Level 3:            Lumbar puncture for CSF examination

MRI spine

Nerve/muscle biopsy

Screen for cancer: mammogram, CT, skeletal survey if possible myeloma

Genetic testing


Causes of  predominantly sensory peripheral neuropathy:




A          Alcohol (and liver dysfunction)                                               LFTs

B          B12, B1 deficiency                                                                       FBC, B12

C          Cancer, chemo, CKD, coeliac, connective tissue disease   U+E, multiple myeloma

screen, paraneoplastic screen, CXR, mammogram, coeliac,  ESR, ANA, ANCA, RF, Igs,

complement, etc.

D          Diabetes, Drugs (and toxins)                                                  Hba1c

E          Endocrine                                                                                    TFTs

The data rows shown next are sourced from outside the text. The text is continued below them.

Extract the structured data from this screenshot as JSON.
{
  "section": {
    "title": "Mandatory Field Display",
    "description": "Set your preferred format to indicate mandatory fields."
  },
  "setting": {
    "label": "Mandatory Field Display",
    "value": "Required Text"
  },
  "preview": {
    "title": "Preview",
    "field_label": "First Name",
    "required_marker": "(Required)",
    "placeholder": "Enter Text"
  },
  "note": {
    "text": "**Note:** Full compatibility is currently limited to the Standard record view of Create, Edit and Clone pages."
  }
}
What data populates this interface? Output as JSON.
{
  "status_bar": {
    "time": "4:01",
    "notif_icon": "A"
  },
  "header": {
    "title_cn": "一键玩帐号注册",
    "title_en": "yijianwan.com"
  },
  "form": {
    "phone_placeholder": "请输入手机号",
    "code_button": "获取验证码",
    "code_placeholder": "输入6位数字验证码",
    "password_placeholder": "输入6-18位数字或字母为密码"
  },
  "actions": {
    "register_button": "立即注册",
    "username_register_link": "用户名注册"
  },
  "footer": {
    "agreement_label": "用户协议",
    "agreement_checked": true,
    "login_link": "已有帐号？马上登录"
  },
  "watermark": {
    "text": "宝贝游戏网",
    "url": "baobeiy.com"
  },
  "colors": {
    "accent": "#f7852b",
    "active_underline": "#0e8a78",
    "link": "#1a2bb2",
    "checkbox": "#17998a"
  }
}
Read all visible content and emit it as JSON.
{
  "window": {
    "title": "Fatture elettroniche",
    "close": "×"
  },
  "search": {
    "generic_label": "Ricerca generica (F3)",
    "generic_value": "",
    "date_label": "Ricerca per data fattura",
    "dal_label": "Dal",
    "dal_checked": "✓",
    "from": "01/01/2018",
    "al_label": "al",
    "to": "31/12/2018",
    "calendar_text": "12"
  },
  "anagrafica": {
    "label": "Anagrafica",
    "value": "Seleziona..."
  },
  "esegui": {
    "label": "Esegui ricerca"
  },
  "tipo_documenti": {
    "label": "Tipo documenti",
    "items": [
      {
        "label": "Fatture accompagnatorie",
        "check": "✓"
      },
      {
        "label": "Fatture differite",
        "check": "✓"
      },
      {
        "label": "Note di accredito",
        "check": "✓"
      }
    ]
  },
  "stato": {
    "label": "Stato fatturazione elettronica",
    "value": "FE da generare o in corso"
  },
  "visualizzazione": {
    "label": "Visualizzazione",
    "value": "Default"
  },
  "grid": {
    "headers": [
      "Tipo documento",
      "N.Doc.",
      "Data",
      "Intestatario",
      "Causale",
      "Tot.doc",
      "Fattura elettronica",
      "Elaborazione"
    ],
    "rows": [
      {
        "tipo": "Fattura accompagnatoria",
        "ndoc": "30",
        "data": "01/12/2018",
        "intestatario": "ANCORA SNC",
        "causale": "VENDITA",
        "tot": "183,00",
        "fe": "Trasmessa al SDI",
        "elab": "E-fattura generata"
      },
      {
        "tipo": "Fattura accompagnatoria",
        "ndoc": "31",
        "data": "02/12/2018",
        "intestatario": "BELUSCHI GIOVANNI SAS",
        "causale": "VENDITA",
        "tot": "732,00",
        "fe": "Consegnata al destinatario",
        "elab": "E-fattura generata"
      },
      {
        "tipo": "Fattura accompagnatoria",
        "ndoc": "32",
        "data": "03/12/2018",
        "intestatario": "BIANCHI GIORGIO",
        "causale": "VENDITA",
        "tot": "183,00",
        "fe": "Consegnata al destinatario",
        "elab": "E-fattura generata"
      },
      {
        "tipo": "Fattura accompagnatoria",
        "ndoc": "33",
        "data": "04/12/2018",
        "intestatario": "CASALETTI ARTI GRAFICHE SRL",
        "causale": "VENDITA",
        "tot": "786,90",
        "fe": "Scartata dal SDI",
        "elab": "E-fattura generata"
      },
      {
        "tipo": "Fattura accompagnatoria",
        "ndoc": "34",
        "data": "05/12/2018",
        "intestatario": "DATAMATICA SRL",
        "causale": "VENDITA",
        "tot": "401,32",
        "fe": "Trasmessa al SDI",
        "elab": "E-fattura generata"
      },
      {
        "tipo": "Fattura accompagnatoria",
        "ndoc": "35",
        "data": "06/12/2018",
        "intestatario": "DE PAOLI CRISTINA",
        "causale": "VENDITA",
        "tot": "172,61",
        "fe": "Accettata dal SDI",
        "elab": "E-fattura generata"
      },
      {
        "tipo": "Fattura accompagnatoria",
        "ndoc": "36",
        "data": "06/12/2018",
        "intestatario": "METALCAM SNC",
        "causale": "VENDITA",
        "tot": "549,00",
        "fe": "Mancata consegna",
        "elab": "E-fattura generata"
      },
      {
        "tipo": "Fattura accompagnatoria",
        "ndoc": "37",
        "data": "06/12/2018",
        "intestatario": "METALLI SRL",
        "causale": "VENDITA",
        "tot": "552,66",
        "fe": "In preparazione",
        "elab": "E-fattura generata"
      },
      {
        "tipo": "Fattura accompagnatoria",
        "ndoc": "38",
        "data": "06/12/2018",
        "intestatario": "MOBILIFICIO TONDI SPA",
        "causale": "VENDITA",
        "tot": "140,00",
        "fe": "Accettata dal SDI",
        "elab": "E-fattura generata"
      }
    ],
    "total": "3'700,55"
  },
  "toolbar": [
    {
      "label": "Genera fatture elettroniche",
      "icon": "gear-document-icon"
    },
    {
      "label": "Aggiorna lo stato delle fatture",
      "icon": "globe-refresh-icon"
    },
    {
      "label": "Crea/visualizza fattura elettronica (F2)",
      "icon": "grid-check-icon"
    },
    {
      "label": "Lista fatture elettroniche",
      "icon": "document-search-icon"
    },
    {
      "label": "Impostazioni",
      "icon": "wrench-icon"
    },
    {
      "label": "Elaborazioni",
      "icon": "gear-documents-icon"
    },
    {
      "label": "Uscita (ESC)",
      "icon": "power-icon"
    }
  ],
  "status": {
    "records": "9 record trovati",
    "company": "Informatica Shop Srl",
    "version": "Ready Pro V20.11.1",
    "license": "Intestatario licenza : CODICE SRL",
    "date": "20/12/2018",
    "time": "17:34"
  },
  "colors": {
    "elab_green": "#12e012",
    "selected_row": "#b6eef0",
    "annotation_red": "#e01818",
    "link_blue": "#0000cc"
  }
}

F          Folate deficiency                                                                         Folate

G          Granulomatous disease eg. sarcoid                                        Calcium, serum ACE

H          Hereditary eg. HSMN

I           Infection eg. leprosy, idiopathic                                              HIV, syphilis, lyme etc.



Drug causes:


Isoniazid, ethambutol

Vincristine, vinblastine

Cisplatin, oxaliplatin


Metronidazole, nitrofurantoin

Gold, ciclosporin

Amiodarone, hydralazine

Antiretroviral drugs



Conservative: physio, OT, orthotics, social worker, DVLA considerations, stop drinking alcohol if this is the cause/contributing, diabetic specialist nurse and doctor if diabetes is the cause/contributing

Medical: analgesia, treat the underlying cause



Written by Dr Sarah Kennedy


Resources used to write this document are listed in the references section of this webpage